**Work instructions**. For every record, give an exact copy that has no pictures in it.

**Material supplied**.
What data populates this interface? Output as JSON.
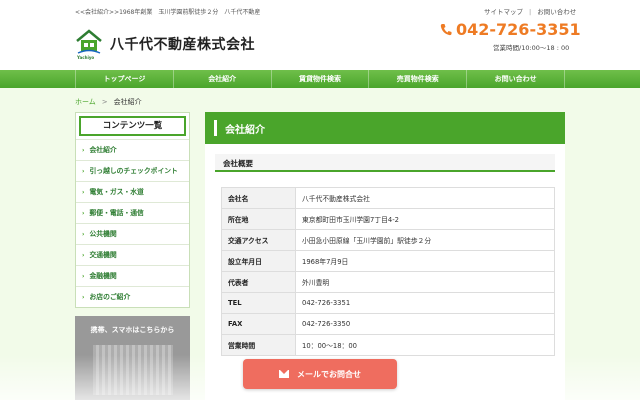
{
  "header": {
    "tagline": "<<会社紹介>>1968年創業　玉川学園前駅徒歩２分　八千代不動産",
    "logo_caption": "Yachiyo",
    "company_name": "八千代不動産株式会社",
    "util_links": [
      "サイトマップ",
      "お問い合わせ"
    ],
    "phone": "042-726-3351",
    "hours": "営業時間/10:00～18 : 00"
  },
  "nav": {
    "items": [
      "トップページ",
      "会社紹介",
      "賃貸物件検索",
      "売買物件検索",
      "お問い合わせ"
    ]
  },
  "breadcrumb": {
    "home": "ホーム",
    "arrow": ">",
    "current": "会社紹介"
  },
  "sidebar": {
    "title": "コンテンツ一覧",
    "items": [
      "会社紹介",
      "引っ越しのチェックポイント",
      "電気・ガス・水道",
      "郵便・電話・通信",
      "公共機関",
      "交通機関",
      "金融機関",
      "お店のご紹介"
    ],
    "mobile_title": "携帯、スマホはこちらから"
  },
  "main": {
    "title": "会社紹介",
    "section": "会社概要",
    "rows": [
      {
        "key": "会社名",
        "value": "八千代不動産株式会社"
      },
      {
        "key": "所在地",
        "value": "東京都町田市玉川学園7丁目4-2"
      },
      {
        "key": "交通アクセス",
        "value": "小田急小田原線「玉川学園前」駅徒歩２分"
      },
      {
        "key": "設立年月日",
        "value": "1968年7月9日"
      },
      {
        "key": "代表者",
        "value": "外川豊明"
      },
      {
        "key": "TEL",
        "value": "042-726-3351"
      },
      {
        "key": "FAX",
        "value": "042-726-3350"
      },
      {
        "key": "営業時間",
        "value": "10：00～18：00"
      }
    ]
  },
  "cta": {
    "mail_label": "メールでお問合せ"
  },
  "colors": {
    "brand_green": "#4aa52b",
    "phone_orange": "#ee7b24",
    "cta_red": "#ef6d5f"
  }
}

**Task output**.
What data populates this interface? Output as JSON.
{
  "header": {
    "tagline": "<<会社紹介>>1968年創業　玉川学園前駅徒歩２分　八千代不動産",
    "logo_caption": "Yachiyo",
    "company_name": "八千代不動産株式会社",
    "util_links": [
      "サイトマップ",
      "お問い合わせ"
    ],
    "phone": "042-726-3351",
    "hours": "営業時間/10:00～18 : 00"
  },
  "nav": {
    "items": [
      "トップページ",
      "会社紹介",
      "賃貸物件検索",
      "売買物件検索",
      "お問い合わせ"
    ]
  },
  "breadcrumb": {
    "home": "ホーム",
    "arrow": ">",
    "current": "会社紹介"
  },
  "sidebar": {
    "title": "コンテンツ一覧",
    "items": [
      "会社紹介",
      "引っ越しのチェックポイント",
      "電気・ガス・水道",
      "郵便・電話・通信",
      "公共機関",
      "交通機関",
      "金融機関",
      "お店のご紹介"
    ],
    "mobile_title": "携帯、スマホはこちらから"
  },
  "main": {
    "title": "会社紹介",
    "section": "会社概要",
    "rows": [
      {
        "key": "会社名",
        "value": "八千代不動産株式会社"
      },
      {
        "key": "所在地",
        "value": "東京都町田市玉川学園7丁目4-2"
      },
      {
        "key": "交通アクセス",
        "value": "小田急小田原線「玉川学園前」駅徒歩２分"
      },
      {
        "key": "設立年月日",
        "value": "1968年7月9日"
      },
      {
        "key": "代表者",
        "value": "外川豊明"
      },
      {
        "key": "TEL",
        "value": "042-726-3351"
      },
      {
        "key": "FAX",
        "value": "042-726-3350"
      },
      {
        "key": "営業時間",
        "value": "10：00～18：00"
      }
    ]
  },
  "cta": {
    "mail_label": "メールでお問合せ"
  },
  "colors": {
    "brand_green": "#4aa52b",
    "phone_orange": "#ee7b24",
    "cta_red": "#ef6d5f"
  }
}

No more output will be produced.